As we left town there was the sign giving the distances to the towns where Mardi Gras is celebrated with the Courir de Mardi Gras, an event I’ve always wanted to see. The prairie is devoted to three things—well, maybe four, but two of them are often combined. The first is rice paddies and it is here that another enterprise is combined with rice growing. Crawfish are raised in the fields in which the rice is grown. I need to ask someone, when we return in March, how it is decided which fields are flooded for rice and which are left dry. The other two enterprises are cattle and cane. We certainly saw many grazing cattle but it is just a tiny bit early for cane.

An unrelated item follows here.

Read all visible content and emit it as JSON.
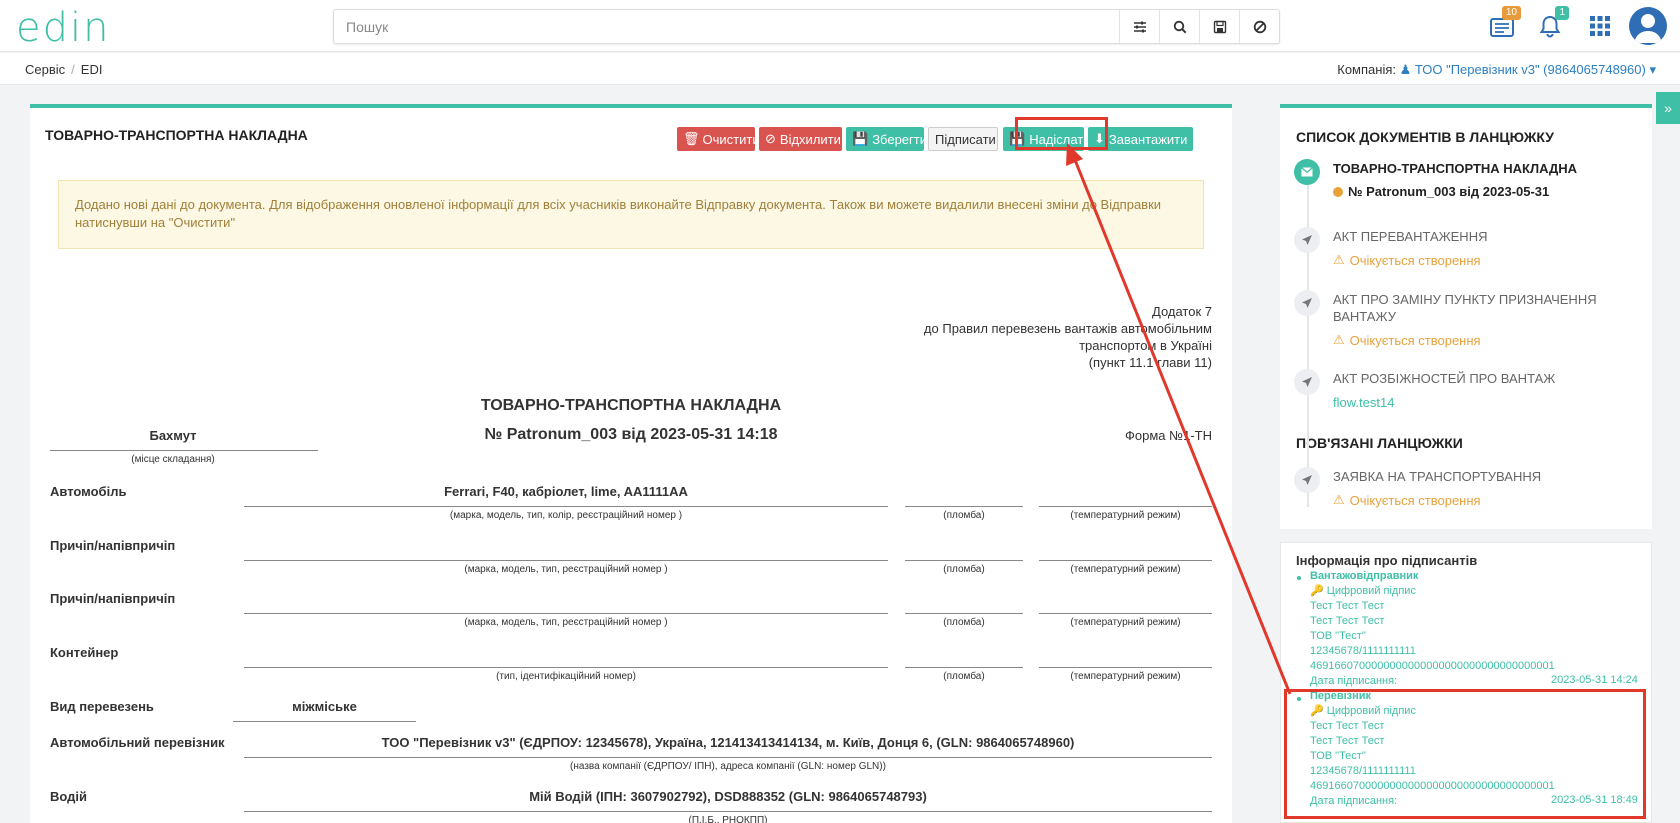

We arrived in Eunice and for several miles encountered rather thick fog, for no apparent reason. But, by the time we were in the center of town it was evident that Mardi Gras celebrations had begun. We parked and walked over to the two main streets. We recognized the statue of the namesake for the town from a prior drive through several years ago when we were returning home from Texas through Louisiana. We had gone to two museums—the Acadian cultural branch dealing with the prairie life—and the smaller but equally interesting Cajun Music Museum, right across the road from this four corners intersection. There were two Cajun bands playing at either end of the right angle that is formed by the streets. People were dancing the Cajun two step and the Cajun waltz. I posted a video on my Facebook page showing the dancing and the audio includes the Cajun music. I love the dances and music and it is what I most love about the area. Of course, there is also the food and while enjoying the scene we ate some delicious jambalaya. It was around noon that we arrived and we stayed until 130ish but the children's’ parade was scheduled for 3, since it was Sunday and school would be open tomorrow,
We left and headed through Crowley, the largest town in the immediate area. Being Sunday everything was quiet and empty. Crowley is the center of the Louisiana rice industry and it is from this crop that the town’s affluence comes. Even the movie theatre is called the Rice, although it is now used as a meeting hall. We continued to Abbeville, fully anticipating filling our bellies with oysters in all forms. Aw Shucks, Shucks was closed. We figured Lagnieux would also be closed so we settled for Logans and chops and shelled peanuts, throwing the shells on the floor. I remember when the Tower in South Burlington had peanuts and you threw the shells on the floor, I simply could NOT do it. Now, I just love making a mess for someone to clean up—well, only in this situation, where it is expected and, therefore, allowed.
As we proceeded up Johnston St, where our barkeep said a parade was to occur, the barriers were in place and the surrounding trees were festooned with beads, so we assumed the parade was over. So we continued to the motel, checked in for the night and watched TV. It was wonderful to see the beautiful magnolia trees in bloom. Away from snow and cold at last.
I will need to continue the blog sometime tomorrow, since The Blacklist and Elementary are coming on. Actually, since Elementary will be over by 10 CST, I will try to continue then.